• [TASK]:
Search the data for "JSON". Return each matching line.

Entries from a dataset of interfaces
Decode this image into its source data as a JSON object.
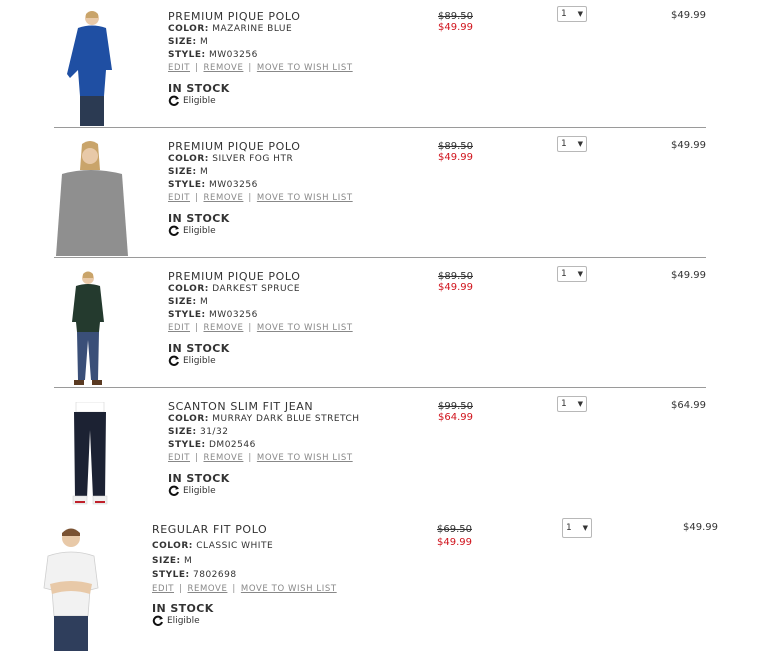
{
  "labels": {
    "color": "COLOR:",
    "size": "SIZE:",
    "style": "STYLE:",
    "edit": "EDIT",
    "remove": "REMOVE",
    "wishlist": "MOVE TO WISH LIST",
    "stock": "IN STOCK",
    "eligible": "Eligible"
  },
  "items": [
    {
      "name": "PREMIUM PIQUE POLO",
      "color": "MAZARINE BLUE",
      "size": "M",
      "style": "MW03256",
      "original_price": "$89.50",
      "sale_price": "$49.99",
      "qty": "1",
      "total": "$49.99",
      "shirt_color": "#1f4fa3",
      "pants_color": "#2b3a52"
    },
    {
      "name": "PREMIUM PIQUE POLO",
      "color": "SILVER FOG HTR",
      "size": "M",
      "style": "MW03256",
      "original_price": "$89.50",
      "sale_price": "$49.99",
      "qty": "1",
      "total": "$49.99",
      "shirt_color": "#8f8f8f",
      "pants_color": "#8f8f8f"
    },
    {
      "name": "PREMIUM PIQUE POLO",
      "color": "DARKEST SPRUCE",
      "size": "M",
      "style": "MW03256",
      "original_price": "$89.50",
      "sale_price": "$49.99",
      "qty": "1",
      "total": "$49.99",
      "shirt_color": "#243a2e",
      "pants_color": "#3a4f78"
    },
    {
      "name": "SCANTON SLIM FIT JEAN",
      "color": "MURRAY DARK BLUE STRETCH",
      "size": "31/32",
      "style": "DM02546",
      "original_price": "$99.50",
      "sale_price": "$64.99",
      "qty": "1",
      "total": "$64.99",
      "shirt_color": "#ffffff",
      "pants_color": "#1c2233"
    },
    {
      "name": "REGULAR FIT POLO",
      "color": "CLASSIC WHITE",
      "size": "M",
      "style": "7802698",
      "original_price": "$69.50",
      "sale_price": "$49.99",
      "qty": "1",
      "total": "$49.99",
      "shirt_color": "#f2f2f2",
      "pants_color": "#2f3e5c"
    }
  ]
}
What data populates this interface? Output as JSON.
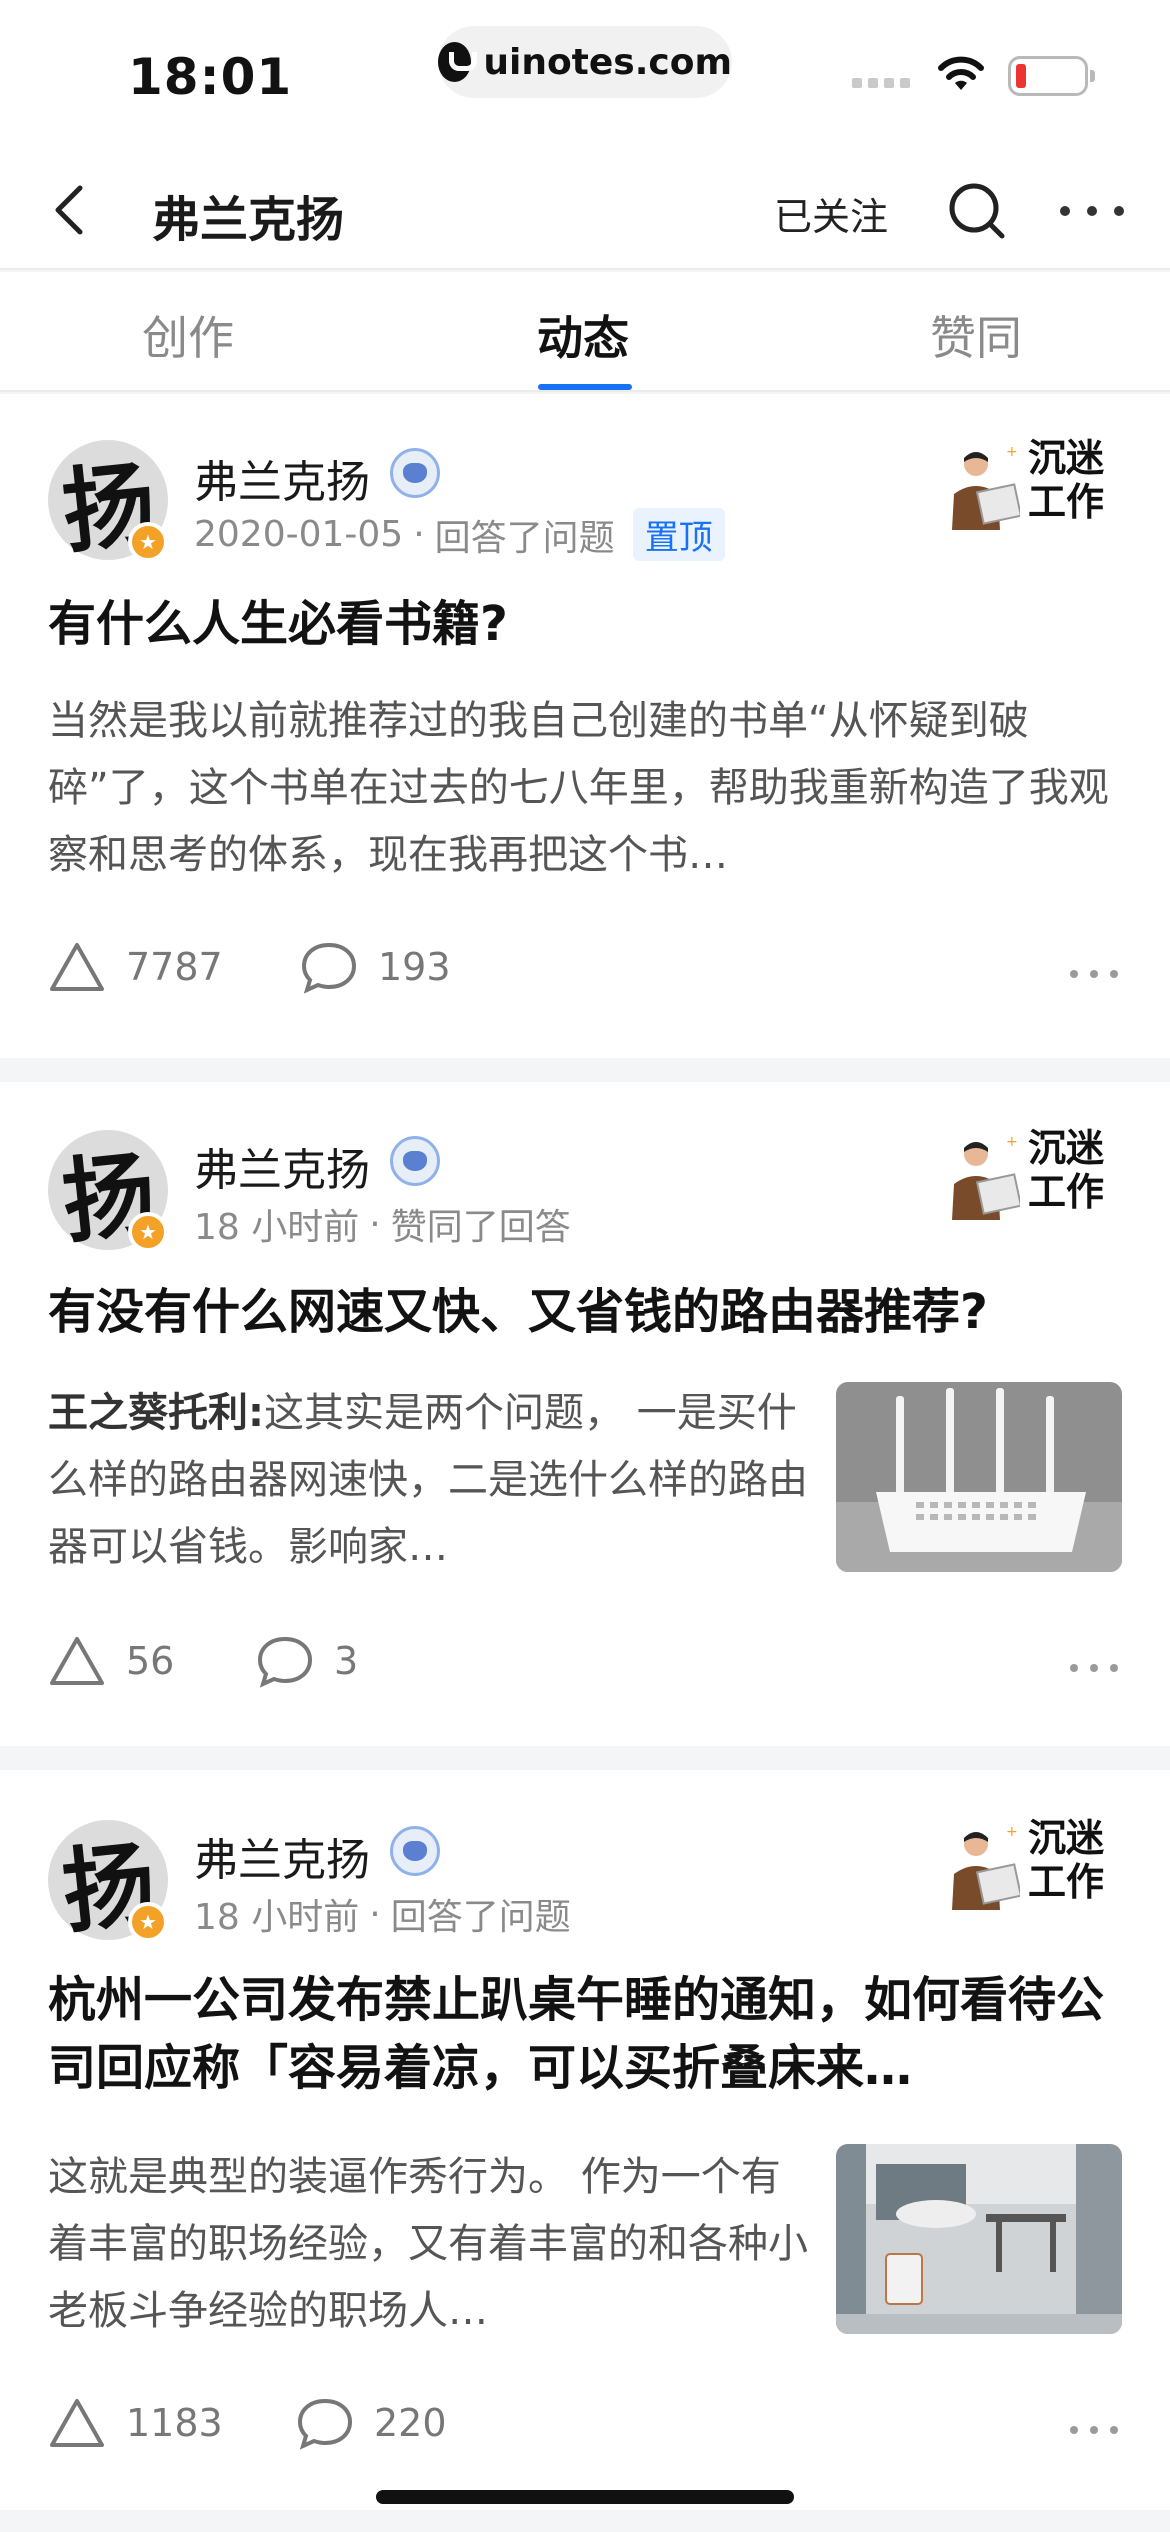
{
  "status_bar": {
    "time": "18:01",
    "url": "uinotes.com"
  },
  "nav": {
    "title": "弗兰克扬",
    "follow_label": "已关注"
  },
  "tabs": [
    {
      "label": "创作"
    },
    {
      "label": "动态",
      "active": true
    },
    {
      "label": "赞同"
    }
  ],
  "avatar_char": "扬",
  "medal_text": "沉迷\n工作",
  "posts": [
    {
      "author": "弗兰克扬",
      "date": "2020-01-05",
      "action": "回答了问题",
      "pinned_label": "置顶",
      "title": "有什么人生必看书籍?",
      "excerpt": "当然是我以前就推荐过的我自己创建的书单“从怀疑到破碎”了，这个书单在过去的七八年里，帮助我重新构造了我观察和思考的体系，现在我再把这个书…",
      "likes": "7787",
      "comments": "193"
    },
    {
      "author": "弗兰克扬",
      "date": "18 小时前",
      "action": "赞同了回答",
      "title": "有没有什么网速又快、又省钱的路由器推荐?",
      "excerpt_author": "王之葵托利:",
      "excerpt": "这其实是两个问题， 一是买什么样的路由器网速快，二是选什么样的路由器可以省钱。影响家…",
      "thumb": "router-photo",
      "likes": "56",
      "comments": "3"
    },
    {
      "author": "弗兰克扬",
      "date": "18 小时前",
      "action": "回答了问题",
      "title": "杭州一公司发布禁止趴桌午睡的通知，如何看待公司回应称「容易着凉，可以买折叠床来…",
      "excerpt": "这就是典型的装逼作秀行为。 作为一个有着丰富的职场经验，又有着丰富的和各种小老板斗争经验的职场人…",
      "thumb": "office-nap-photo",
      "likes": "1183",
      "comments": "220"
    }
  ],
  "colors": {
    "accent": "#1772f6",
    "badge": "#f4a127"
  }
}
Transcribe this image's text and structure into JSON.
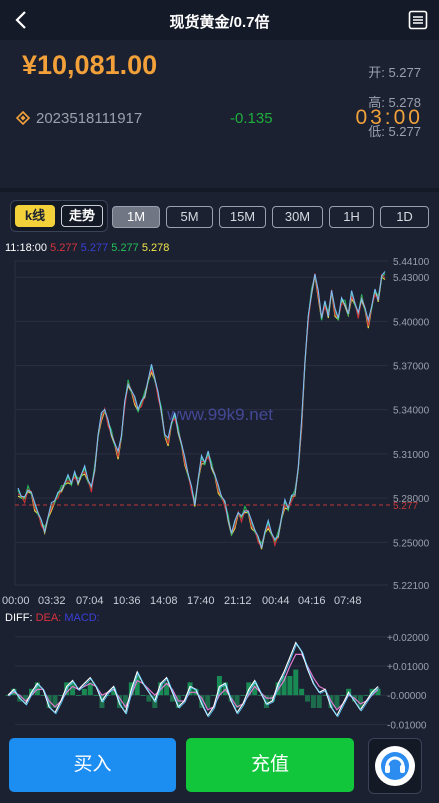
{
  "header": {
    "title": "现货黄金/0.7倍"
  },
  "summary": {
    "price": "¥10,081.00",
    "open_label": "开:",
    "open_value": "5.277",
    "high_label": "高:",
    "high_value": "5.278",
    "low_label": "低:",
    "low_value": "5.277",
    "code": "2023518111917",
    "change": "-0.135",
    "countdown": "03:00"
  },
  "tabs": {
    "chart_modes": [
      "k线",
      "走势"
    ],
    "intervals": [
      "1M",
      "5M",
      "15M",
      "30M",
      "1H",
      "1D"
    ],
    "active_interval": "1M"
  },
  "quote": {
    "time": "11:18:00",
    "v1": "5.277",
    "v2": "5.277",
    "v3": "5.277",
    "v4": "5.278"
  },
  "watermark": "www.99k9.net",
  "price_axis": [
    "5.44100",
    "5.43000",
    "5.40000",
    "5.37000",
    "5.34000",
    "5.31000",
    "5.28000",
    "5.25000",
    "5.22100"
  ],
  "current_price_label": "5.277",
  "time_axis": [
    "00:00",
    "03:32",
    "07:04",
    "10:36",
    "14:08",
    "17:40",
    "21:12",
    "00:44",
    "04:16",
    "07:48"
  ],
  "macd": {
    "diff_label": "DIFF:",
    "dea_label": "DEA:",
    "macd_label": "MACD:",
    "axis": [
      "+0.02000",
      "+0.01000",
      "-0.00000",
      "-0.01000"
    ]
  },
  "chart_data": {
    "type": "line",
    "series_price": [
      5.284,
      5.281,
      5.279,
      5.286,
      5.283,
      5.274,
      5.27,
      5.263,
      5.258,
      5.266,
      5.274,
      5.278,
      5.282,
      5.286,
      5.289,
      5.293,
      5.29,
      5.296,
      5.291,
      5.295,
      5.299,
      5.292,
      5.286,
      5.3,
      5.322,
      5.335,
      5.34,
      5.331,
      5.324,
      5.316,
      5.309,
      5.322,
      5.344,
      5.358,
      5.352,
      5.346,
      5.34,
      5.344,
      5.35,
      5.359,
      5.368,
      5.361,
      5.35,
      5.339,
      5.322,
      5.318,
      5.331,
      5.336,
      5.326,
      5.316,
      5.305,
      5.296,
      5.286,
      5.276,
      5.292,
      5.306,
      5.304,
      5.31,
      5.302,
      5.295,
      5.286,
      5.281,
      5.276,
      5.266,
      5.255,
      5.262,
      5.27,
      5.266,
      5.272,
      5.27,
      5.262,
      5.258,
      5.252,
      5.247,
      5.256,
      5.262,
      5.256,
      5.25,
      5.255,
      5.266,
      5.276,
      5.273,
      5.28,
      5.283,
      5.3,
      5.33,
      5.372,
      5.402,
      5.42,
      5.431,
      5.418,
      5.402,
      5.412,
      5.404,
      5.42,
      5.406,
      5.402,
      5.414,
      5.412,
      5.404,
      5.418,
      5.412,
      5.404,
      5.416,
      5.408,
      5.398,
      5.41,
      5.42,
      5.415,
      5.43,
      5.431
    ],
    "macd_diff": [
      0.0,
      0.002,
      -0.001,
      -0.003,
      0.001,
      0.004,
      0.002,
      -0.004,
      -0.006,
      -0.002,
      0.003,
      0.005,
      0.002,
      0.004,
      0.006,
      0.003,
      -0.002,
      0.001,
      0.003,
      -0.003,
      -0.006,
      0.002,
      0.008,
      0.004,
      0.001,
      -0.002,
      0.004,
      0.006,
      0.001,
      -0.004,
      -0.002,
      0.003,
      0.002,
      -0.003,
      -0.007,
      -0.004,
      0.003,
      0.004,
      -0.002,
      -0.006,
      -0.003,
      0.002,
      0.005,
      0.001,
      -0.003,
      -0.002,
      0.004,
      0.008,
      0.013,
      0.018,
      0.015,
      0.009,
      0.004,
      0.001,
      0.002,
      -0.004,
      -0.007,
      -0.003,
      0.001,
      -0.002,
      -0.005,
      -0.002,
      0.001,
      0.003
    ],
    "macd_dea": [
      0.0,
      0.001,
      0.0,
      -0.002,
      0.0,
      0.002,
      0.002,
      -0.002,
      -0.004,
      -0.002,
      0.001,
      0.003,
      0.002,
      0.003,
      0.004,
      0.003,
      0.0,
      0.001,
      0.002,
      -0.001,
      -0.004,
      0.0,
      0.005,
      0.004,
      0.002,
      0.0,
      0.002,
      0.004,
      0.002,
      -0.002,
      -0.002,
      0.001,
      0.001,
      -0.001,
      -0.005,
      -0.004,
      0.0,
      0.002,
      -0.001,
      -0.004,
      -0.003,
      0.0,
      0.003,
      0.001,
      -0.001,
      -0.001,
      0.002,
      0.005,
      0.01,
      0.014,
      0.014,
      0.01,
      0.006,
      0.003,
      0.002,
      -0.002,
      -0.005,
      -0.003,
      0.0,
      -0.001,
      -0.003,
      -0.002,
      0.0,
      0.002
    ]
  },
  "colors": {
    "accent": "#f2a13a",
    "up": "#1eae3c",
    "down": "#d8333c",
    "buy": "#1c8ef2",
    "recharge": "#12c63b"
  },
  "buttons": {
    "buy": "买入",
    "recharge": "充值"
  }
}
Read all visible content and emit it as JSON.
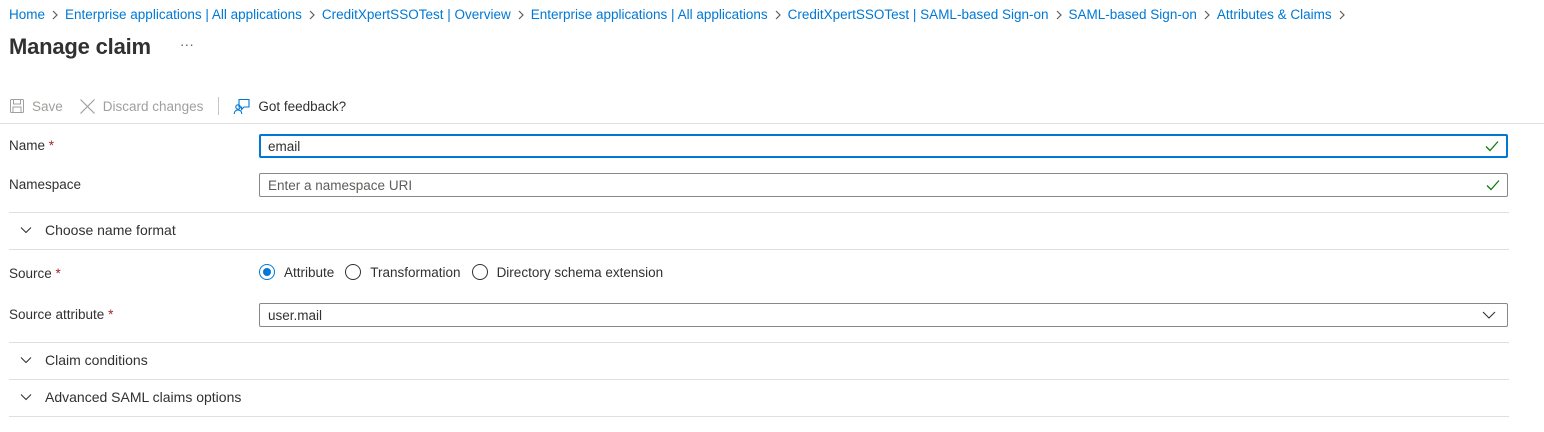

• [EXERCISE RESULT]:
Decode this image into its source data as a JSON object.
What data populates this interface? Output as JSON.
Transcribe this image's text and structure into JSON.
Read all visible content and emit it as JSON.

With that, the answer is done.